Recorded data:

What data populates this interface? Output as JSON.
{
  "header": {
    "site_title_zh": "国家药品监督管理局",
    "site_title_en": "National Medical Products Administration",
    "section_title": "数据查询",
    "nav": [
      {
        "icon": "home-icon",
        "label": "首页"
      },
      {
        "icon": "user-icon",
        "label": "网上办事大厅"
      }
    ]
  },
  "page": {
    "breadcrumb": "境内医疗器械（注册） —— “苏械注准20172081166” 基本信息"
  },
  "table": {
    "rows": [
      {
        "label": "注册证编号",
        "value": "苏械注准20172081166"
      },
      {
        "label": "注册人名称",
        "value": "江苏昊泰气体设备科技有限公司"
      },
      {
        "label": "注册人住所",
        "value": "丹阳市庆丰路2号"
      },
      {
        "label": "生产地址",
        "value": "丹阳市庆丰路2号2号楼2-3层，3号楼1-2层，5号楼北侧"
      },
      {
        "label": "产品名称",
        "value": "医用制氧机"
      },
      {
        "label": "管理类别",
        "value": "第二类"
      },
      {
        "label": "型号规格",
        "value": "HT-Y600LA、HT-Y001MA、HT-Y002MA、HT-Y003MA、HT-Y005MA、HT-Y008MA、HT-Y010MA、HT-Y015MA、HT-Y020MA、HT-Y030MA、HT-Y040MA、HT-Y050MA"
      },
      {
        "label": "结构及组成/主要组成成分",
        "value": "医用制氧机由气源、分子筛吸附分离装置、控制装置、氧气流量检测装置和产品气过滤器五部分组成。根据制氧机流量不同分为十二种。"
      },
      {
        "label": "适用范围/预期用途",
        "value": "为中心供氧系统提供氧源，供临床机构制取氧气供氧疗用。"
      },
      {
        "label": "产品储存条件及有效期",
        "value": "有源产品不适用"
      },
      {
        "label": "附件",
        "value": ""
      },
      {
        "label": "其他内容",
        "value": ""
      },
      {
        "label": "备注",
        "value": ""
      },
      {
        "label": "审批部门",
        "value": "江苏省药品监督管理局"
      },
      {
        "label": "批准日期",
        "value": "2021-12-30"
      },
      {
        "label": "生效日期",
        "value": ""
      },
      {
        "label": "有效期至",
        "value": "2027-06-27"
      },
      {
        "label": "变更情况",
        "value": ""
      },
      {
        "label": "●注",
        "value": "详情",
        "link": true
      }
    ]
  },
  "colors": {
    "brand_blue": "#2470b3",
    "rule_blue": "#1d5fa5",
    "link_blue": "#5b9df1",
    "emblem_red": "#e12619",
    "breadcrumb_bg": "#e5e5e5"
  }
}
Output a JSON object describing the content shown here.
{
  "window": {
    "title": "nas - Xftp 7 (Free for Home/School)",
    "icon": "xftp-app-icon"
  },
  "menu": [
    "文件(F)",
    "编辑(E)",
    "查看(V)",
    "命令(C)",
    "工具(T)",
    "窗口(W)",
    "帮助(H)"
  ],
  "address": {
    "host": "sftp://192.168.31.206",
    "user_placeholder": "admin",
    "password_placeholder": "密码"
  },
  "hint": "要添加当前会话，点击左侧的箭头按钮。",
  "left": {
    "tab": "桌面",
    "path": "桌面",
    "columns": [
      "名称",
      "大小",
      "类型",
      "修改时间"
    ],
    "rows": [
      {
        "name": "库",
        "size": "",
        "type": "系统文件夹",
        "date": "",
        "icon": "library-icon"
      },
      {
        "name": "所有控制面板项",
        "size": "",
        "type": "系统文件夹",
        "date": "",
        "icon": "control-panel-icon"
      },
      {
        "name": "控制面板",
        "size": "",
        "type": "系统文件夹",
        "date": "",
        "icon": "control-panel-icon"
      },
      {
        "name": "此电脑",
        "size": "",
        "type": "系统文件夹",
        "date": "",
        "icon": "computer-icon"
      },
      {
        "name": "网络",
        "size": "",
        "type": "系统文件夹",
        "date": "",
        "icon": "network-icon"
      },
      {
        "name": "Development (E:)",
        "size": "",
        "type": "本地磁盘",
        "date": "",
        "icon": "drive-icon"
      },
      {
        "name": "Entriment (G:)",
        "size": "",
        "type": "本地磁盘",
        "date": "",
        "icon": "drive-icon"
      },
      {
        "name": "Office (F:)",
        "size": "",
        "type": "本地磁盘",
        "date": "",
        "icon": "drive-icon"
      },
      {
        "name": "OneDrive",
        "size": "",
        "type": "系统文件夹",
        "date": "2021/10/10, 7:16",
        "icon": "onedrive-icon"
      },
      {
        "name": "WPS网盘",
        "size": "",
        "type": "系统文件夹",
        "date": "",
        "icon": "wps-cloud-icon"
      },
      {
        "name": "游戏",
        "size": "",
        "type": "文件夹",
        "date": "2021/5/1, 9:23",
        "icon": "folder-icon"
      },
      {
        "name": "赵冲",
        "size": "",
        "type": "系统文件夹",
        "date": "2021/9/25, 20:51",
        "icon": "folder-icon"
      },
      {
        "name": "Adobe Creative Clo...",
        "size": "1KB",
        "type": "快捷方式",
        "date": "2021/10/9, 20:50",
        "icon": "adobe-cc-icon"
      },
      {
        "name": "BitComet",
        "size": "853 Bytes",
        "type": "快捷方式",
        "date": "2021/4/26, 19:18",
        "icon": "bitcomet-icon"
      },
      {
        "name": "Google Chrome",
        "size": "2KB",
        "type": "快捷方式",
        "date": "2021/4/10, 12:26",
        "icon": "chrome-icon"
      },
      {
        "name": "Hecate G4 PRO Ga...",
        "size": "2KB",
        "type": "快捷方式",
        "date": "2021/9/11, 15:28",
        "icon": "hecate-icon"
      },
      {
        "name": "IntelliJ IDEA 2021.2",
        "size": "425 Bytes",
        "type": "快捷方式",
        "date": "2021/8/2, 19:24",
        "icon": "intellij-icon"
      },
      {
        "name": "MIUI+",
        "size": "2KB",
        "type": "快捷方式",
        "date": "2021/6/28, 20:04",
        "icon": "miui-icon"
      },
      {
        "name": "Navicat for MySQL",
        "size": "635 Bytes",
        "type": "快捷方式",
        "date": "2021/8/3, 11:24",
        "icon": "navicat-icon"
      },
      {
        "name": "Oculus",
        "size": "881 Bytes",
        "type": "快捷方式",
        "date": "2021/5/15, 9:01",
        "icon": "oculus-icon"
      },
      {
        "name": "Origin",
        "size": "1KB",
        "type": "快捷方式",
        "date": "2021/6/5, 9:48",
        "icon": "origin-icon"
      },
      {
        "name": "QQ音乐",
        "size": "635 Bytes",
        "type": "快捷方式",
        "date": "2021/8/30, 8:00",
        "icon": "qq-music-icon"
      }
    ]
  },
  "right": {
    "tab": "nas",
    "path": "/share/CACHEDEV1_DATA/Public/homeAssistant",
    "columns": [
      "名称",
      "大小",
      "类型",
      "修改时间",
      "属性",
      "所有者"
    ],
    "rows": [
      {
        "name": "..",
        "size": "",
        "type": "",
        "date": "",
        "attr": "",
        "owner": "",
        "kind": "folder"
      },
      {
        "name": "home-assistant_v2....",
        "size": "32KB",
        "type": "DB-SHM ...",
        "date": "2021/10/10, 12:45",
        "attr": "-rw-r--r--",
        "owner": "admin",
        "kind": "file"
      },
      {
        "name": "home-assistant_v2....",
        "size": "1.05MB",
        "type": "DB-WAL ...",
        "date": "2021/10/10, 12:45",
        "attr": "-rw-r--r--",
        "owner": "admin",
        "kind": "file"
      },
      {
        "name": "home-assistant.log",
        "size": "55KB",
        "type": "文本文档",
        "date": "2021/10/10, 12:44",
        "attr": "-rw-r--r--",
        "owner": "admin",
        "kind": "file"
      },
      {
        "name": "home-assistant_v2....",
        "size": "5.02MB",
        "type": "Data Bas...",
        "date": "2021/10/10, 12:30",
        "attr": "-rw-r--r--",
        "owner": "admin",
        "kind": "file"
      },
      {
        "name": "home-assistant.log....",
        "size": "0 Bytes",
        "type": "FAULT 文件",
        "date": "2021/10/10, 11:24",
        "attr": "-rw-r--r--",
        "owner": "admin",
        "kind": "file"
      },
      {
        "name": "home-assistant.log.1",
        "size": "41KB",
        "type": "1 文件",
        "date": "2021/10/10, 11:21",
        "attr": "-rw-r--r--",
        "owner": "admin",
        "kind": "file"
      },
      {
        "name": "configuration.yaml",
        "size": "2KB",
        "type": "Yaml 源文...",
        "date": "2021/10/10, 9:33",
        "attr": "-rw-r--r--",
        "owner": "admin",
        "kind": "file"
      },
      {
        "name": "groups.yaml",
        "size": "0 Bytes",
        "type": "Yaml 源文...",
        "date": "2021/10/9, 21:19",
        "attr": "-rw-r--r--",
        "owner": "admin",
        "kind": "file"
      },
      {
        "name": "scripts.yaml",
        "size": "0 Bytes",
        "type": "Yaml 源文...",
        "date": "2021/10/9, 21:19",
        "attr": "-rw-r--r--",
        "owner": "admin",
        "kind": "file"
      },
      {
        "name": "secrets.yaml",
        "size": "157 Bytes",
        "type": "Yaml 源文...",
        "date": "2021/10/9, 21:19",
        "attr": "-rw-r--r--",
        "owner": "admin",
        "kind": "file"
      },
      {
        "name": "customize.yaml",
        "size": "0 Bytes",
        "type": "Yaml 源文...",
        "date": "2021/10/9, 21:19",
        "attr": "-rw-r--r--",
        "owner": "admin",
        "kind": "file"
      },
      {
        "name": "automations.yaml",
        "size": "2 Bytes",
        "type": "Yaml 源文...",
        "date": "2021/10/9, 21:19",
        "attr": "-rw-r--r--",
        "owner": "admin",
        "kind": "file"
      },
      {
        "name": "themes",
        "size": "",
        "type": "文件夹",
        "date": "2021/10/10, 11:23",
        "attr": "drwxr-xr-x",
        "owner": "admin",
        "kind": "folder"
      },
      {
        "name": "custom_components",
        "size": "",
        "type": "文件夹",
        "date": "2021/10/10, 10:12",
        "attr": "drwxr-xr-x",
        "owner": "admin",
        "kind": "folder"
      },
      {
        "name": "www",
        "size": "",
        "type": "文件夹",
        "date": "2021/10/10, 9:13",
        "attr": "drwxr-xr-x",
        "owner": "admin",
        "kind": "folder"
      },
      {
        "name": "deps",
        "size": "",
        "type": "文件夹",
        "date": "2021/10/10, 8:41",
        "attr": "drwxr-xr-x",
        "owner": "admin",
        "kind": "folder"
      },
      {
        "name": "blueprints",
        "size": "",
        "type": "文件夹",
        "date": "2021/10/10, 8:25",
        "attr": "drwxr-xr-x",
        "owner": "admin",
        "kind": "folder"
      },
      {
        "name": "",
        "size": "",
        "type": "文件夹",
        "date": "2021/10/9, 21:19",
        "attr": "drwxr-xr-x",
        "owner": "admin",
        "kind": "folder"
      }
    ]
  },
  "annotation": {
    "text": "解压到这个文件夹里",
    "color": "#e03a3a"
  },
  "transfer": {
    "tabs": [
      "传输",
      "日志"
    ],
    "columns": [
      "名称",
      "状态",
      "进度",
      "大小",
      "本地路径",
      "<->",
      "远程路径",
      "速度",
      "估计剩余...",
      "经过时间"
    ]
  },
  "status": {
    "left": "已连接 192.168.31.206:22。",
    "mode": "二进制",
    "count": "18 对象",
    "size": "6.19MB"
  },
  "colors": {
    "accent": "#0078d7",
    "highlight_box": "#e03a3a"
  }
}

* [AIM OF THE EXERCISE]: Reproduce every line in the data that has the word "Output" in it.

* [TASK SOLUTION]:
What data populates this interface? Output as JSON.
Output a JSON object describing the content shown here.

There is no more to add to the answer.